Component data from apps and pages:

"""

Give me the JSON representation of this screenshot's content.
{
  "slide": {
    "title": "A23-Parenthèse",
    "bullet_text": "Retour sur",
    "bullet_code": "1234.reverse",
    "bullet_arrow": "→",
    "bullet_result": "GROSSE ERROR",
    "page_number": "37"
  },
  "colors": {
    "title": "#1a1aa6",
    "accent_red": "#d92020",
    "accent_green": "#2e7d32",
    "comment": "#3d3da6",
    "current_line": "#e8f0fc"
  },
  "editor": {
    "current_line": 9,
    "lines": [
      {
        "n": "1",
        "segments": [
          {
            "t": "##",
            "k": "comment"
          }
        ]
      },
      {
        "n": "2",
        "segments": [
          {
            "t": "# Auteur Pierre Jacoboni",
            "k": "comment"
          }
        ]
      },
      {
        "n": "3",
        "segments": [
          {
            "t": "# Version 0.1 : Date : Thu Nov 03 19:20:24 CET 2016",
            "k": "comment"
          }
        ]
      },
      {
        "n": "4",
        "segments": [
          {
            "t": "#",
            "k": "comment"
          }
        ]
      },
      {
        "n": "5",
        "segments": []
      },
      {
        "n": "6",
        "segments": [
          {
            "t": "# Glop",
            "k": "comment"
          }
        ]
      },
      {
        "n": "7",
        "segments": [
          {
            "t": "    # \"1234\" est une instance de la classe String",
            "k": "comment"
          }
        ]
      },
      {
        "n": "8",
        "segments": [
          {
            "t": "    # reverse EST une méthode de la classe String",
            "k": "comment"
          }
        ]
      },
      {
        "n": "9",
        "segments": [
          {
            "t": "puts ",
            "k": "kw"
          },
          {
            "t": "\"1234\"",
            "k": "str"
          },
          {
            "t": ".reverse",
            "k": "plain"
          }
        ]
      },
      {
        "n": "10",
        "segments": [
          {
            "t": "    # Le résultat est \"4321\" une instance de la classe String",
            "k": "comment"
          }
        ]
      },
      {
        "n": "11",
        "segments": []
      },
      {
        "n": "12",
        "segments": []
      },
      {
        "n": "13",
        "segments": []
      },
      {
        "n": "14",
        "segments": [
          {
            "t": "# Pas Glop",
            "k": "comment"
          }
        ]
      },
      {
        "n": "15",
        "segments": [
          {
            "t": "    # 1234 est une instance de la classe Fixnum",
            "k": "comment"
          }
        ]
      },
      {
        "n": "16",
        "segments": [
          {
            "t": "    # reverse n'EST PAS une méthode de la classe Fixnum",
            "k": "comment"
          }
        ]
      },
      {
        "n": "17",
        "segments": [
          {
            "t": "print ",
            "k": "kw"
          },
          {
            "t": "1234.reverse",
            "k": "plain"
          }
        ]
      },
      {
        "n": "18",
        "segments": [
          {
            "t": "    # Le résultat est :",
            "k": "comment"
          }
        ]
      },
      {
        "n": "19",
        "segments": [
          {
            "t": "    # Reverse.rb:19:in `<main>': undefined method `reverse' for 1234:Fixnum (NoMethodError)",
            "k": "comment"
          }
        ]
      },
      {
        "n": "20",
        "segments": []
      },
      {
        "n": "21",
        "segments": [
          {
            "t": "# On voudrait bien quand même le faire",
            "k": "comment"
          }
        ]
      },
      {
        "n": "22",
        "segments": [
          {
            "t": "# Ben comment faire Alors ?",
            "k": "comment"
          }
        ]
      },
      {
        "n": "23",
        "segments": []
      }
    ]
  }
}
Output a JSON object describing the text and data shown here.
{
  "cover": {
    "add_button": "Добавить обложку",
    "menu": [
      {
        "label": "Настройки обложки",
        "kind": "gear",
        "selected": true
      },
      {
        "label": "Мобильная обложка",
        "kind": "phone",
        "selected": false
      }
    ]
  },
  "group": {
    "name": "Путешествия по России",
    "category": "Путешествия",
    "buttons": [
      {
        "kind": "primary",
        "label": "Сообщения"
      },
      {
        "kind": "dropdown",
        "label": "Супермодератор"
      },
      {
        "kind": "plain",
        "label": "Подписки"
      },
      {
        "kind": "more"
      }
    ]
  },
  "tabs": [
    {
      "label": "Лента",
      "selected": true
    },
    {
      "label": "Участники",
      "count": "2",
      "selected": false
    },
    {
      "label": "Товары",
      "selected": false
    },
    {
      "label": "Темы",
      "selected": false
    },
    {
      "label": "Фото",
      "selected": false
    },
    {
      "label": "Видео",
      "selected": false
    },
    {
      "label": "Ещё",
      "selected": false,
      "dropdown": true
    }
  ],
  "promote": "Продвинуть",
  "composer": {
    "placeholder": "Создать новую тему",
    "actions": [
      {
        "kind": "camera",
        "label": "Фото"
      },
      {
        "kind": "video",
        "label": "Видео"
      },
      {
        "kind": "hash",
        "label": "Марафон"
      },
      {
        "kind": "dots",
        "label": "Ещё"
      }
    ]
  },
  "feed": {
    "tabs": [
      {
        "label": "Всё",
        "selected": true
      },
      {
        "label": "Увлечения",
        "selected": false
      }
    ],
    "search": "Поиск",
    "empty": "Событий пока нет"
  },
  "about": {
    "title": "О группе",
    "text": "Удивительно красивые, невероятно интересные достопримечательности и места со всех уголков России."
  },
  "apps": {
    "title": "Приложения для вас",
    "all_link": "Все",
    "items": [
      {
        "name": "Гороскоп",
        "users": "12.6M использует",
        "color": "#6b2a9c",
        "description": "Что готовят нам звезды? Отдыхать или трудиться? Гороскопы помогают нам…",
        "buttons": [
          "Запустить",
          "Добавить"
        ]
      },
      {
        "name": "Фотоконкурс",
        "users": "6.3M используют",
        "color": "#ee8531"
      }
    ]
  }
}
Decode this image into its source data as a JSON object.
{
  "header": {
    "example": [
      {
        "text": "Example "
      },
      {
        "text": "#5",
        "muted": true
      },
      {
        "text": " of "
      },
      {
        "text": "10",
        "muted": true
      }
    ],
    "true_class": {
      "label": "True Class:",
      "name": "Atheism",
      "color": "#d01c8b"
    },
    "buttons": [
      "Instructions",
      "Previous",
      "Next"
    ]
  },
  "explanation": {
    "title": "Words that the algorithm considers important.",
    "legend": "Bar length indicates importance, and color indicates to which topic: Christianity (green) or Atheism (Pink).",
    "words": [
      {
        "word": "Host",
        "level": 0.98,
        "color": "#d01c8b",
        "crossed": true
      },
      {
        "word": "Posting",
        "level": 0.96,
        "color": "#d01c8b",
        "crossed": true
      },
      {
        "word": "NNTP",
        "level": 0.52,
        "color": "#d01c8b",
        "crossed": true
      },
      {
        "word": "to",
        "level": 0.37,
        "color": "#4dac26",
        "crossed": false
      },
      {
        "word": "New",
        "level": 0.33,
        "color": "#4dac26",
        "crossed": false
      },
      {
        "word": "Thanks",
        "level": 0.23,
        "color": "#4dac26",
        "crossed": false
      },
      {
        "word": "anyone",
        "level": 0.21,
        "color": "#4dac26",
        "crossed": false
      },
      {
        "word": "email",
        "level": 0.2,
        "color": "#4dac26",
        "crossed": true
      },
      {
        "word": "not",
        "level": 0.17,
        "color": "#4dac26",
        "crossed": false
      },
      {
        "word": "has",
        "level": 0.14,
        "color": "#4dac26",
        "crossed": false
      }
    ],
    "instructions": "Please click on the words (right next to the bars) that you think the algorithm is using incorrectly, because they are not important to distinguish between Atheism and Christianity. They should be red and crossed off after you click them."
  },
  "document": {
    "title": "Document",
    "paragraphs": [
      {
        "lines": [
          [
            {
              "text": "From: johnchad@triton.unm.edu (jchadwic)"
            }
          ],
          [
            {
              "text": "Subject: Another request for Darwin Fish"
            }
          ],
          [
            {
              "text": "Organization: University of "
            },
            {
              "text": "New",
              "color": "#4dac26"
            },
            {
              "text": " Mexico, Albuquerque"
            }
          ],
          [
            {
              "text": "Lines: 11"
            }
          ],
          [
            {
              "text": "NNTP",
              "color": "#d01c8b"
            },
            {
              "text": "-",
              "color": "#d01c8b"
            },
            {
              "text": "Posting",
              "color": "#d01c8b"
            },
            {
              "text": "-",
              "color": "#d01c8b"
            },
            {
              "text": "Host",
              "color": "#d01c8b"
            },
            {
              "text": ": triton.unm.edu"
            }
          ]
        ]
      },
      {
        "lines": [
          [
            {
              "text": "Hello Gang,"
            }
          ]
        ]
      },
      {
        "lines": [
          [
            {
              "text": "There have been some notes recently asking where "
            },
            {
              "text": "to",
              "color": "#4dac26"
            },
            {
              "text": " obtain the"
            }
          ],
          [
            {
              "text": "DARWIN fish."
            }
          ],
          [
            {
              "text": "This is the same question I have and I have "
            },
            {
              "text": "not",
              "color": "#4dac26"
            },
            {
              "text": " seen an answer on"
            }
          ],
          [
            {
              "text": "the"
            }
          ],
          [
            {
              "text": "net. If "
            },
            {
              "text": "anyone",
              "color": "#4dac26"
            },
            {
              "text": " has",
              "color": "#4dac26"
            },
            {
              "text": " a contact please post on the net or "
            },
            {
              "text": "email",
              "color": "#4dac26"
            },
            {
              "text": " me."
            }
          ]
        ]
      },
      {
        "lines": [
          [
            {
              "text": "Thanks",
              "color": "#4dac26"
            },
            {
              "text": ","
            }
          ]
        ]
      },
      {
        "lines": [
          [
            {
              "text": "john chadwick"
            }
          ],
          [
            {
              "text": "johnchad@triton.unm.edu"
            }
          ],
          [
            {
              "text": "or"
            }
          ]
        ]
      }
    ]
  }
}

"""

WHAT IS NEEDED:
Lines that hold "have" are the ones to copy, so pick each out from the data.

YOUR SOLUTION:
              "text": "There have been some notes recently asking where "
              "text": "This is the same question I have and I have "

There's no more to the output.